(Dataset rows for apps and sites)
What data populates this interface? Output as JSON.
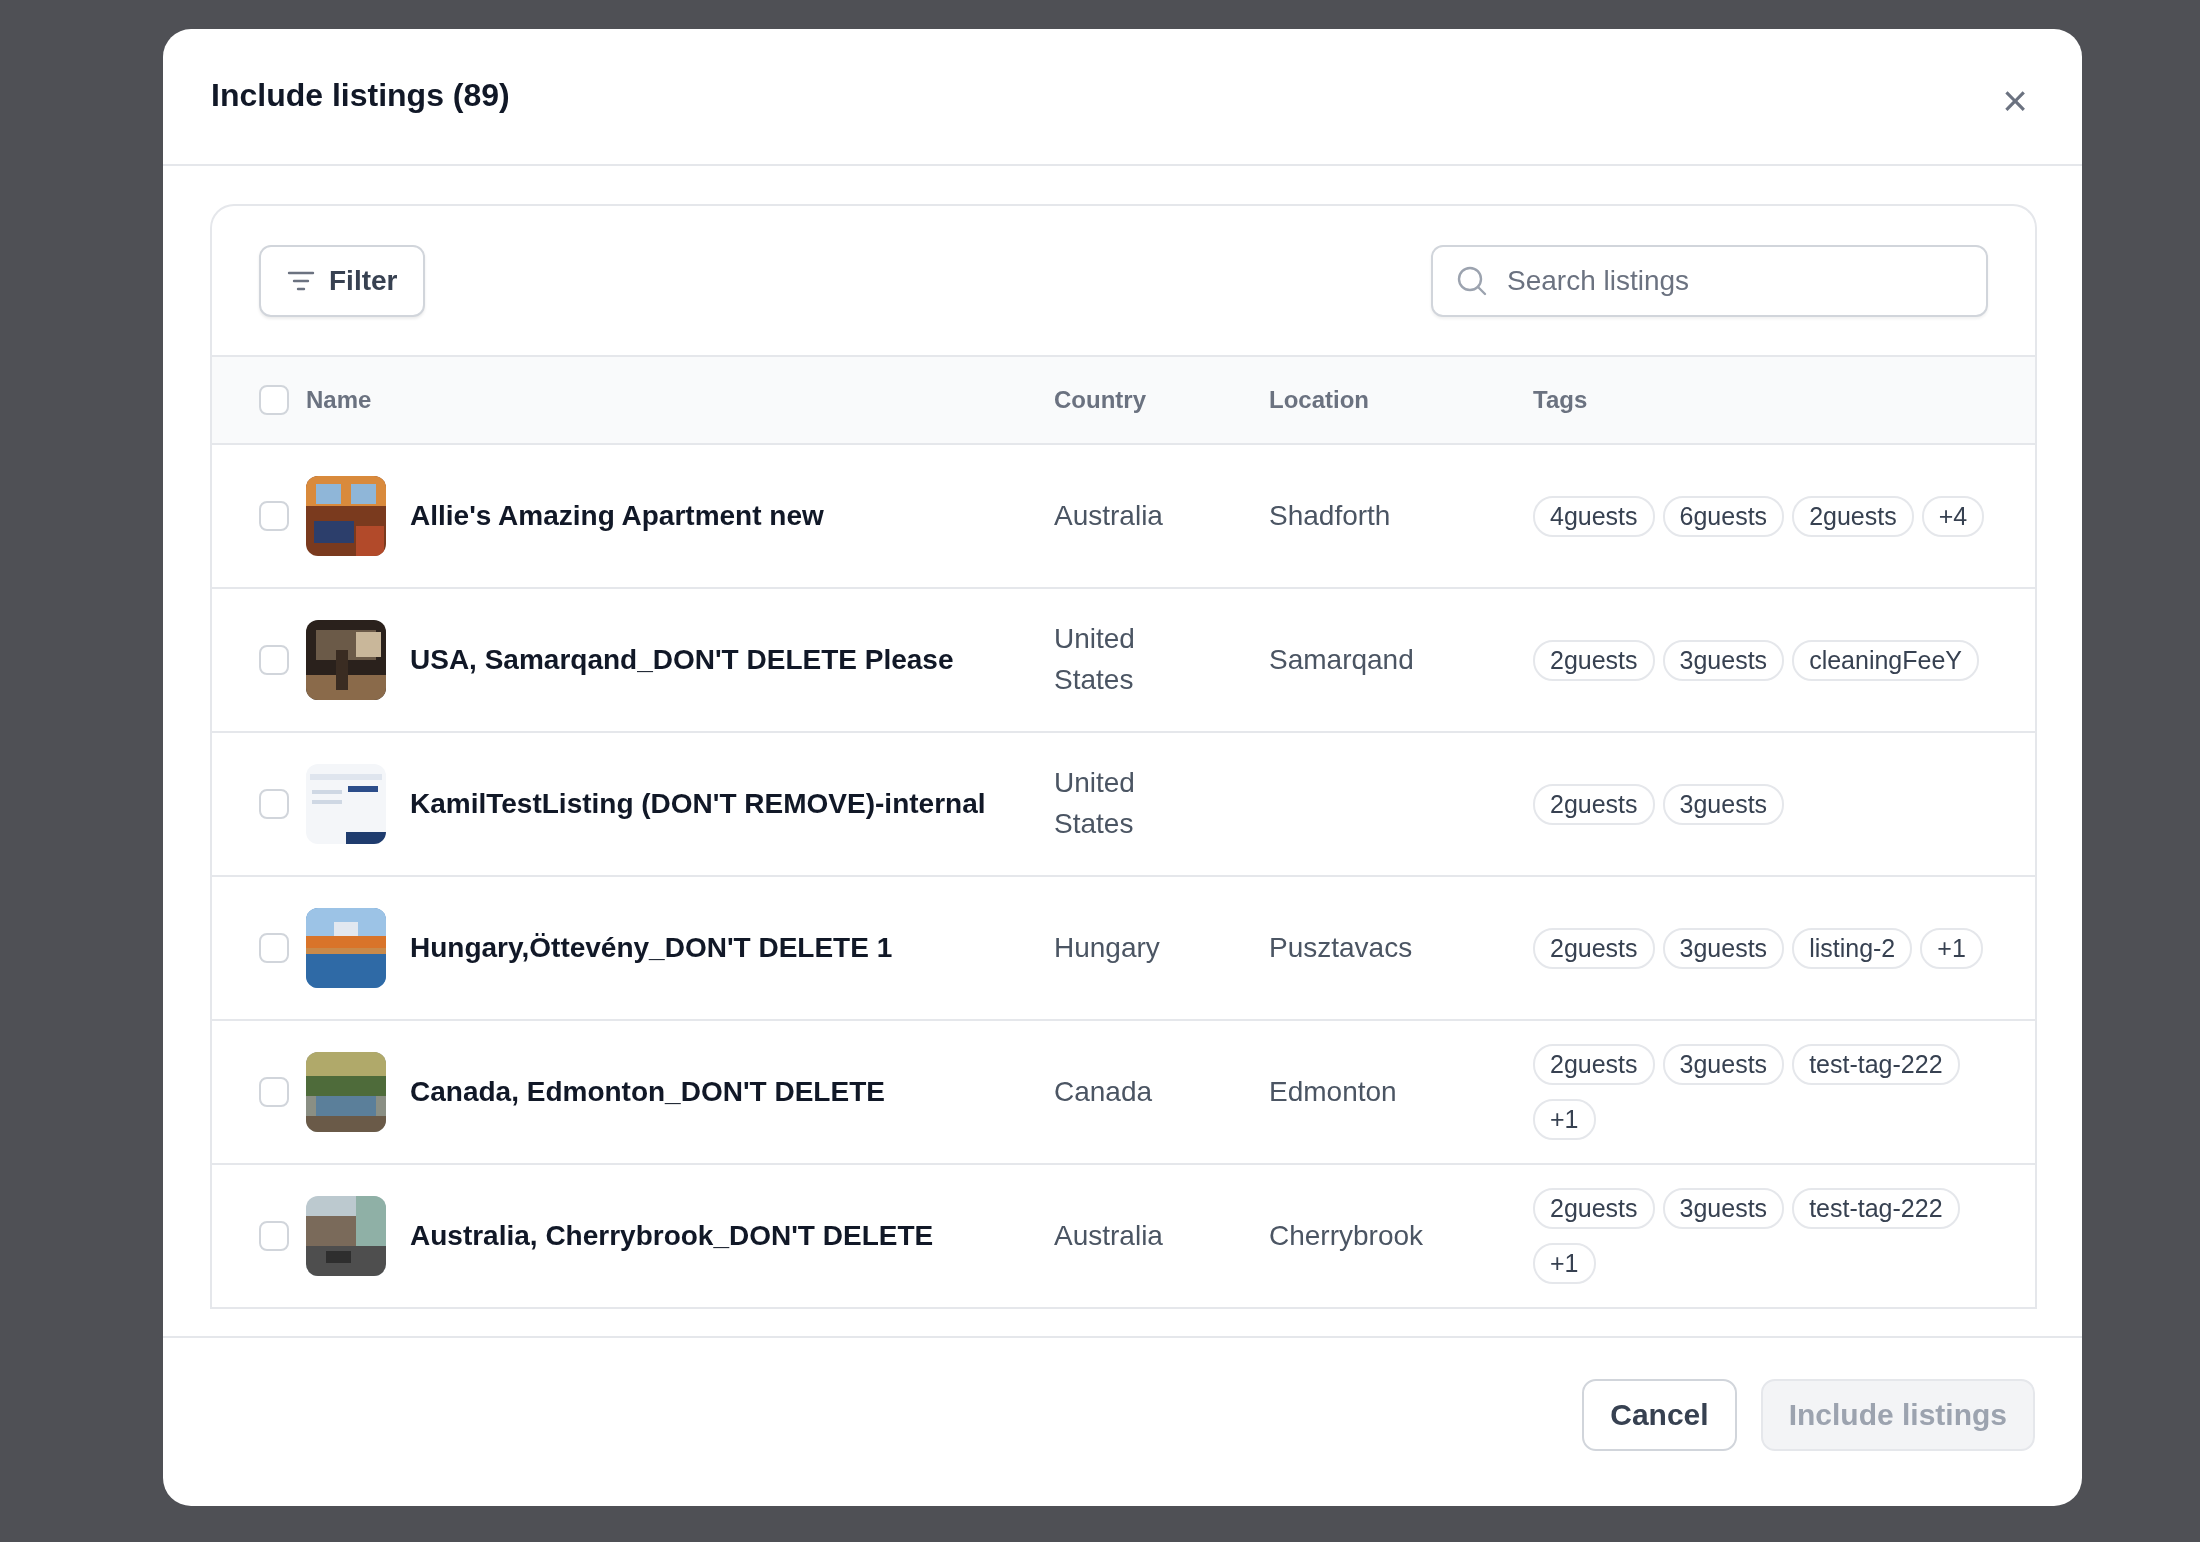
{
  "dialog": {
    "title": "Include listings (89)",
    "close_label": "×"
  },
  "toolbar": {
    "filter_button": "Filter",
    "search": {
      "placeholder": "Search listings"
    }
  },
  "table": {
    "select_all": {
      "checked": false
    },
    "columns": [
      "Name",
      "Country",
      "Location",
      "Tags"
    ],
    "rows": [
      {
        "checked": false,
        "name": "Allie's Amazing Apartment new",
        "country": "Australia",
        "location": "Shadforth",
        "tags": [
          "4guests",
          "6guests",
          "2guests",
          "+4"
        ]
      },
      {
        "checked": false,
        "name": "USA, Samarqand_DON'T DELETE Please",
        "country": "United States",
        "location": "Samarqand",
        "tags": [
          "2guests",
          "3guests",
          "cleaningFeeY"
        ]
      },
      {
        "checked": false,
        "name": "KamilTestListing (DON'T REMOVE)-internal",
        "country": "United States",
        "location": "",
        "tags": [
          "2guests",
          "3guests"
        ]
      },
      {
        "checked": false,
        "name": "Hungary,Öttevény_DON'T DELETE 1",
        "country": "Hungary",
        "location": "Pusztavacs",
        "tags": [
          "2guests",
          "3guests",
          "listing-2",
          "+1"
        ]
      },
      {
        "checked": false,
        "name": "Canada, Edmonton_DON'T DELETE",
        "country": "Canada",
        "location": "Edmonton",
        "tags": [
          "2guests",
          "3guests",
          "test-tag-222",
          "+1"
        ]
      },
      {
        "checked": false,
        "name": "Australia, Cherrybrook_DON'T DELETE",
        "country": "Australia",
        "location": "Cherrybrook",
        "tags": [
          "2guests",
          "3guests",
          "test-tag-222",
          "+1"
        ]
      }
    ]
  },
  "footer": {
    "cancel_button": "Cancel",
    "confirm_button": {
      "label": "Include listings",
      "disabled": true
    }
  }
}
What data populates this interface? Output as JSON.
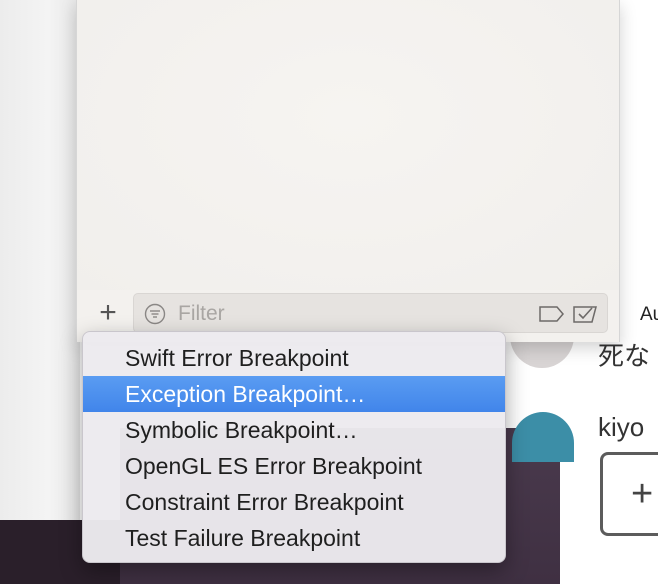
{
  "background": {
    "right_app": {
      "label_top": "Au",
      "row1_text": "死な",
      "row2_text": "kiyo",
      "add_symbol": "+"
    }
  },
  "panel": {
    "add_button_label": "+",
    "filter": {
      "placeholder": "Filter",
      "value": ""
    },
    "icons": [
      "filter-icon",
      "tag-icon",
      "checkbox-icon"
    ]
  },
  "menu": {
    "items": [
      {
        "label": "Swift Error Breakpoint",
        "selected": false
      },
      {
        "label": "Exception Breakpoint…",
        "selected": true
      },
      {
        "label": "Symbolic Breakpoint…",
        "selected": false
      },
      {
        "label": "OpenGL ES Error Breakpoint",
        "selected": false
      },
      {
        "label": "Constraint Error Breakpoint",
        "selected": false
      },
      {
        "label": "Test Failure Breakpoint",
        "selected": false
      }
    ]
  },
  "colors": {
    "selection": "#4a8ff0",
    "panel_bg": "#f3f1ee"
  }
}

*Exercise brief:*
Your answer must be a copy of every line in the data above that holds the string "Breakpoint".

*Completed exercise:*
        "label": "Swift Error Breakpoint",
        "label": "Exception Breakpoint…",
        "label": "Symbolic Breakpoint…",
        "label": "OpenGL ES Error Breakpoint",
        "label": "Constraint Error Breakpoint",
        "label": "Test Failure Breakpoint",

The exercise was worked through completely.